Return every line of the entries that includes the word "icon".

**** Input records ****

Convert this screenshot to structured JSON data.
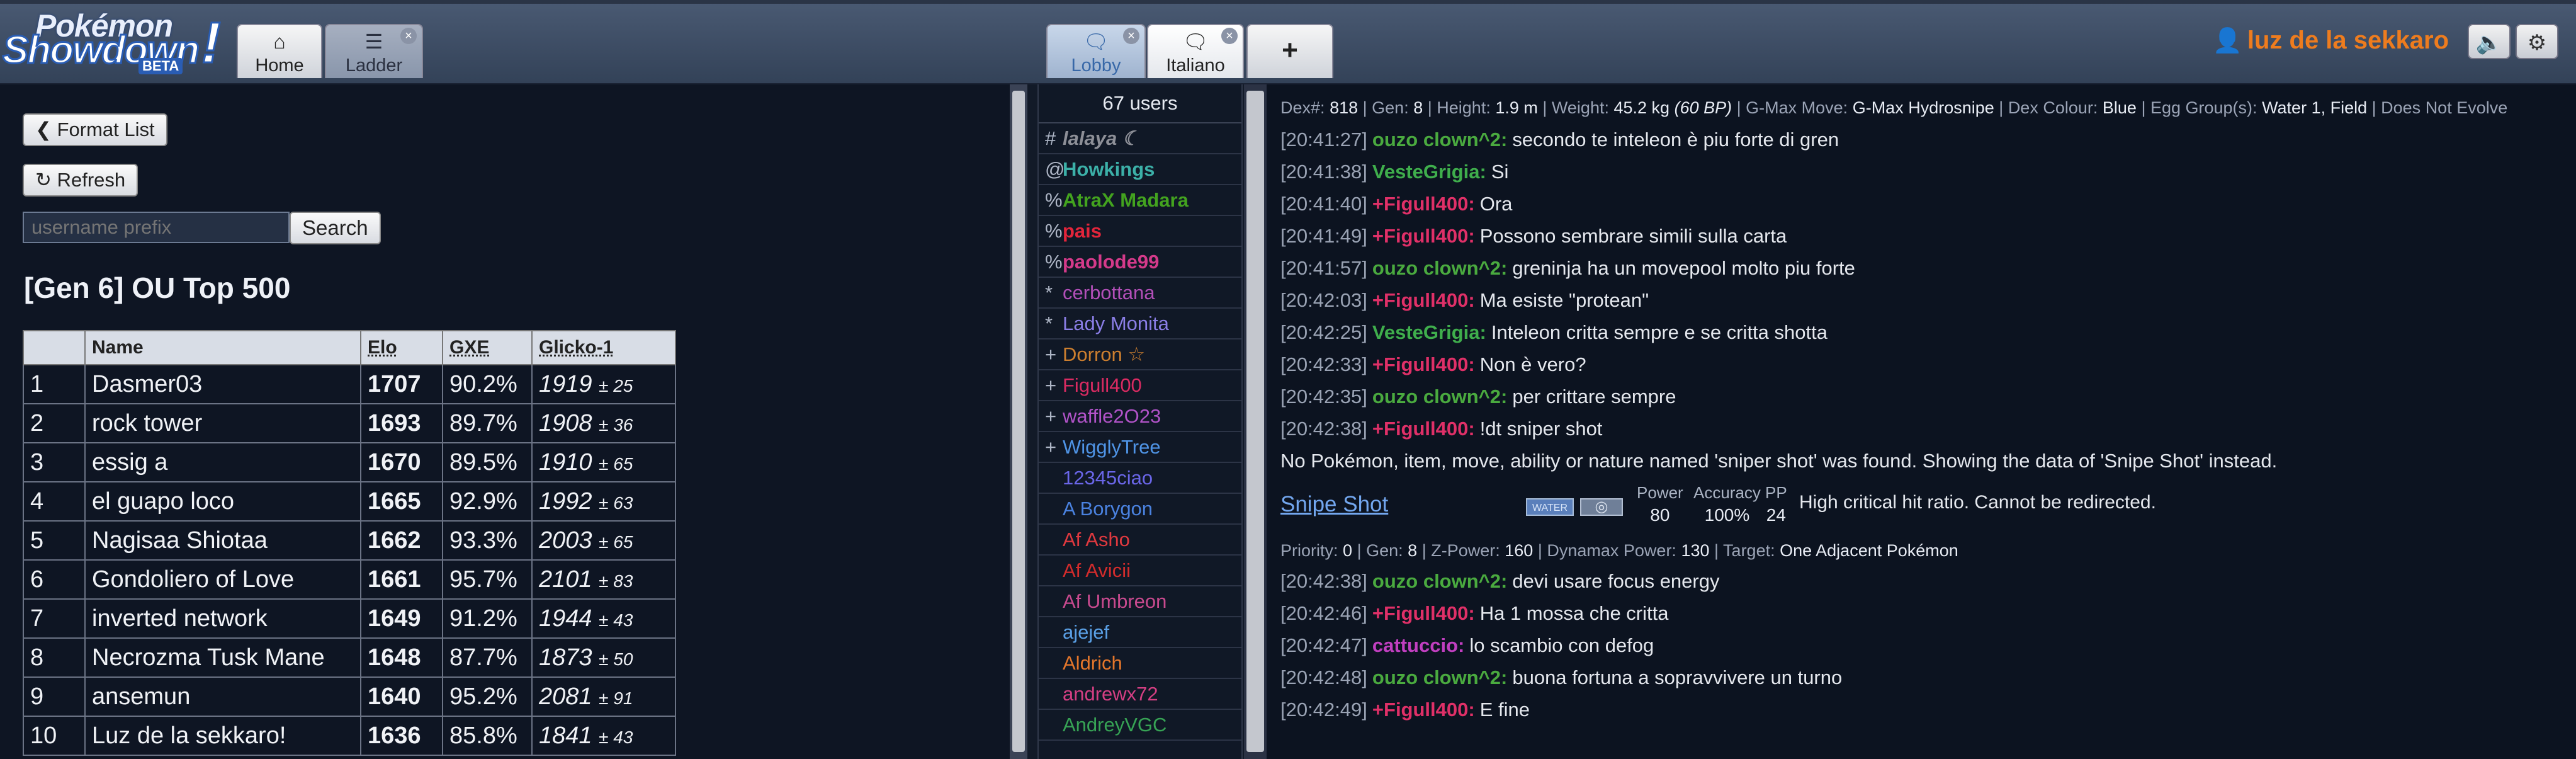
{
  "header": {
    "logo": {
      "line1": "Pokémon",
      "line2": "Showdown",
      "badge": "BETA"
    },
    "tabs": [
      {
        "label": "Home",
        "icon": "home-icon",
        "glyph": "⌂"
      },
      {
        "label": "Ladder",
        "icon": "list-icon",
        "glyph": "☰"
      }
    ],
    "room_tabs": [
      {
        "label": "Lobby",
        "icon": "chat-icon",
        "glyph": "🗨"
      },
      {
        "label": "Italiano",
        "icon": "chat-outline-icon",
        "glyph": "🗨"
      }
    ],
    "new_tab_glyph": "+",
    "username": "luz de la sekkaro",
    "sound_glyph": "🔈",
    "settings_glyph": "⚙"
  },
  "ladder": {
    "format_list_button": "Format List",
    "refresh_button": "Refresh",
    "search_placeholder": "username prefix",
    "search_button": "Search",
    "title": "[Gen 6] OU Top 500",
    "columns": [
      "",
      "Name",
      "Elo",
      "GXE",
      "Glicko-1"
    ],
    "rows": [
      {
        "rank": "1",
        "name": "Dasmer03",
        "elo": "1707",
        "gxe": "90.2%",
        "glicko": "1919",
        "dev": "± 25"
      },
      {
        "rank": "2",
        "name": "rock tower",
        "elo": "1693",
        "gxe": "89.7%",
        "glicko": "1908",
        "dev": "± 36"
      },
      {
        "rank": "3",
        "name": "essig a",
        "elo": "1670",
        "gxe": "89.5%",
        "glicko": "1910",
        "dev": "± 65"
      },
      {
        "rank": "4",
        "name": "el guapo loco",
        "elo": "1665",
        "gxe": "92.9%",
        "glicko": "1992",
        "dev": "± 63"
      },
      {
        "rank": "5",
        "name": "Nagisaa Shiotaa",
        "elo": "1662",
        "gxe": "93.3%",
        "glicko": "2003",
        "dev": "± 65"
      },
      {
        "rank": "6",
        "name": "Gondoliero of Love",
        "elo": "1661",
        "gxe": "95.7%",
        "glicko": "2101",
        "dev": "± 83"
      },
      {
        "rank": "7",
        "name": "inverted network",
        "elo": "1649",
        "gxe": "91.2%",
        "glicko": "1944",
        "dev": "± 43"
      },
      {
        "rank": "8",
        "name": "Necrozma Tusk Mane",
        "elo": "1648",
        "gxe": "87.7%",
        "glicko": "1873",
        "dev": "± 50"
      },
      {
        "rank": "9",
        "name": "ansemun",
        "elo": "1640",
        "gxe": "95.2%",
        "glicko": "2081",
        "dev": "± 91"
      },
      {
        "rank": "10",
        "name": "Luz de la sekkaro!",
        "elo": "1636",
        "gxe": "85.8%",
        "glicko": "1841",
        "dev": "± 43"
      }
    ]
  },
  "userlist": {
    "count": "67 users",
    "users": [
      {
        "rank": "#",
        "name": "lalaya ☾",
        "color": "#8d8f97",
        "bold": true,
        "italic": true
      },
      {
        "rank": "@",
        "name": "Howkings",
        "color": "#3cb0a8",
        "bold": true
      },
      {
        "rank": "%",
        "name": "AtraX Madara",
        "color": "#43a31f",
        "bold": true
      },
      {
        "rank": "%",
        "name": "pais",
        "color": "#e3253b",
        "bold": true
      },
      {
        "rank": "%",
        "name": "paolode99",
        "color": "#d43a8a",
        "bold": true
      },
      {
        "rank": "*",
        "name": "cerbottana",
        "color": "#b24fb8"
      },
      {
        "rank": "*",
        "name": "Lady Monita",
        "color": "#8a7ee6"
      },
      {
        "rank": "+",
        "name": "Dorron ☆",
        "color": "#cd7f2f"
      },
      {
        "rank": "+",
        "name": "Figull400",
        "color": "#da2b62"
      },
      {
        "rank": "+",
        "name": "waffle2O23",
        "color": "#b153c8"
      },
      {
        "rank": "+",
        "name": "WigglyTree",
        "color": "#4f94e6"
      },
      {
        "rank": "",
        "name": "12345ciao",
        "color": "#6a66e8"
      },
      {
        "rank": "",
        "name": "A Borygon",
        "color": "#4a82e0"
      },
      {
        "rank": "",
        "name": "Af Asho",
        "color": "#e0393f"
      },
      {
        "rank": "",
        "name": "Af Avicii",
        "color": "#d42c2c"
      },
      {
        "rank": "",
        "name": "Af Umbreon",
        "color": "#c94a8f"
      },
      {
        "rank": "",
        "name": "ajejef",
        "color": "#5aa0e6"
      },
      {
        "rank": "",
        "name": "Aldrich",
        "color": "#e4762b"
      },
      {
        "rank": "",
        "name": "andrewx72",
        "color": "#d43f83"
      },
      {
        "rank": "",
        "name": "AndreyVGC",
        "color": "#37a355"
      }
    ]
  },
  "chat": {
    "dex_line": {
      "dex_label": "Dex#:",
      "dex": "818",
      "gen_label": "Gen:",
      "gen": "8",
      "height_label": "Height:",
      "height": "1.9 m",
      "weight_label": "Weight:",
      "weight": "45.2 kg",
      "weight_bp": "(60 BP)",
      "gmax_label": "G-Max Move:",
      "gmax": "G-Max Hydrosnipe",
      "colour_label": "Dex Colour:",
      "colour": "Blue",
      "egg_label": "Egg Group(s):",
      "egg": "Water 1, Field",
      "evolve": "Does Not Evolve"
    },
    "messages_before": [
      {
        "time": "[20:41:27]",
        "user": "ouzo clown^2:",
        "color": "#4aaa3f",
        "text": "secondo te inteleon è piu forte di gren"
      },
      {
        "time": "[20:41:38]",
        "user": "VesteGrigia:",
        "color": "#3fae4c",
        "text": "Si"
      },
      {
        "time": "[20:41:40]",
        "user": "+Figull400:",
        "color": "#e03068",
        "text": "Ora"
      },
      {
        "time": "[20:41:49]",
        "user": "+Figull400:",
        "color": "#e03068",
        "text": "Possono sembrare simili sulla carta"
      },
      {
        "time": "[20:41:57]",
        "user": "ouzo clown^2:",
        "color": "#4aaa3f",
        "text": "greninja ha un movepool molto piu forte"
      },
      {
        "time": "[20:42:03]",
        "user": "+Figull400:",
        "color": "#e03068",
        "text": "Ma esiste \"protean\""
      },
      {
        "time": "[20:42:25]",
        "user": "VesteGrigia:",
        "color": "#3fae4c",
        "text": "Inteleon critta sempre e se critta shotta"
      },
      {
        "time": "[20:42:33]",
        "user": "+Figull400:",
        "color": "#e03068",
        "text": "Non è vero?"
      },
      {
        "time": "[20:42:35]",
        "user": "ouzo clown^2:",
        "color": "#4aaa3f",
        "text": "per crittare sempre"
      },
      {
        "time": "[20:42:38]",
        "user": "+Figull400:",
        "color": "#e03068",
        "text": "!dt sniper shot"
      }
    ],
    "notice": "No Pokémon, item, move, ability or nature named 'sniper shot' was found. Showing the data of 'Snipe Shot' instead.",
    "move": {
      "name": "Snipe Shot",
      "type": "WATER",
      "category_glyph": "◎",
      "power_label": "Power",
      "power": "80",
      "accuracy_label": "Accuracy",
      "accuracy": "100%",
      "pp_label": "PP",
      "pp": "24",
      "desc": "High critical hit ratio. Cannot be redirected."
    },
    "priority_line": {
      "priority_label": "Priority:",
      "priority": "0",
      "gen_label": "Gen:",
      "gen": "8",
      "zpower_label": "Z-Power:",
      "zpower": "160",
      "dmax_label": "Dynamax Power:",
      "dmax": "130",
      "target_label": "Target:",
      "target": "One Adjacent Pokémon"
    },
    "messages_after": [
      {
        "time": "[20:42:38]",
        "user": "ouzo clown^2:",
        "color": "#4aaa3f",
        "text": "devi usare focus energy"
      },
      {
        "time": "[20:42:46]",
        "user": "+Figull400:",
        "color": "#e03068",
        "text": "Ha 1 mossa che critta"
      },
      {
        "time": "[20:42:47]",
        "user": "cattuccio:",
        "color": "#c13fc0",
        "text": "lo scambio con defog"
      },
      {
        "time": "[20:42:48]",
        "user": "ouzo clown^2:",
        "color": "#4aaa3f",
        "text": "buona fortuna a sopravvivere un turno"
      },
      {
        "time": "[20:42:49]",
        "user": "+Figull400:",
        "color": "#e03068",
        "text": "E fine"
      }
    ]
  }
}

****

Response for this exercise ->
        "icon": "home-icon",
        "icon": "list-icon",
        "icon": "chat-icon",
        "icon": "chat-outline-icon",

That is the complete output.